Fresh protests in Iraq demand elections, justice for those killed by security forces

The protesters reiterated the demands from when the anti-government agitation began in October 2019. They took place despite the new prime minister Mustafa al-Kadhimi making conciliatory gestures and promising to address their demands

May 11, 2020 by Peoples Dispatch
Iraq protests
Protesters accused the government of being part of the traditional elite which was responsible for the corruption and economic crisis.

Iraq saw a new round of protests on Sunday, May 10, just days after the formation of the new Iraqi government under prime minister Mustafa al-Kadhimi. The demonstrations took place in major cities such as Baghdad, Babel, Wasit and Nasiriyah.

In the capital, Baghdad protesters gathered in Tahrir (Liberation) square despite the norms against such mobilizations in light of the COVID-19 pandemic.

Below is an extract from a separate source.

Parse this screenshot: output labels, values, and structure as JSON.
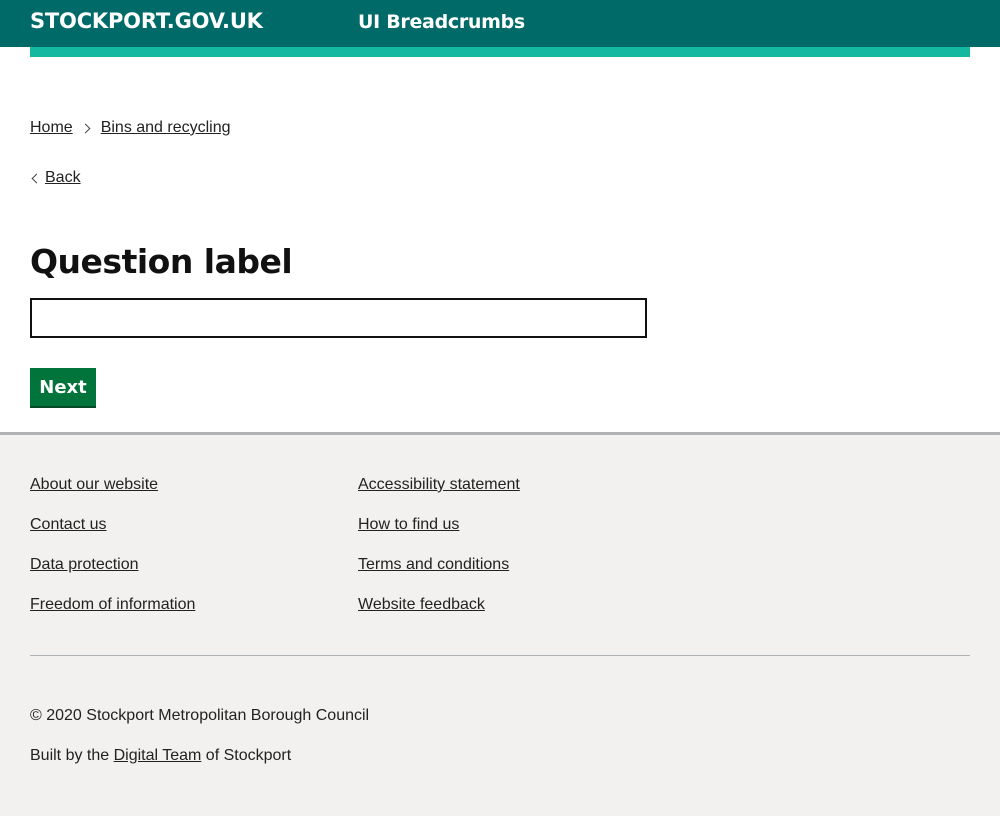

The protesters shouted slogans against the government, such as “the people want the fall of the regime”, and threw stones and Molotov cocktails at the security forces standing guard at the adjacent al-Jumhuriyah bridge, which connects the city to the high-security Green Zone. They accused the new government of being part of the same old corrupt and incompetent Iraqi political and business elite who are responsible for the poverty, unemployment, mismanagement and misgovernance.

They also reiterated several of their original demands from when the protests began in October 2019, including early elections, a new voting law, a complete reform of the country’s political  system and removal of the existing ruling class. The protesters sought an investigation into the killing of more than 600 protesters by the security forces since October 1, the date when the anti-establishment protests began.

The southern city of Wasit saw protesters burning down the headquarters of the Badr organization, as well as the home of a member of the Iraqi parliament of a different political faction.

The protests went ahead even though prime minister al-Kadhimi had on Saturday, May 9, announced a few conciliatory measures including promising thorough investigations into the killing of protesters, and releasing those who are in prison. The prime minister had also called upon the parliament to adopt the new voting law needed for fresh elections, a key demand of the protesters. In another major move, he reinstated and promoted general Abdulwahab al-Saadi, a popular military figure among the protesters, to the position of the head of Iraq’s elite Counter-Terrorism Service

Al-Kadhimi also announced the reversal of the previous government’s decision to block all state spending, including salaries and pension payments for civil servants, adding that pensions will start being paid out in the next few days. This decision will affect one in every five Iraqi citizens.

Nevertheless, some of the protesters told al-Jazeerah that Al-Kadhimi has only 10 days to prove himself, and if he fails to meet their demands, the protests will intensify.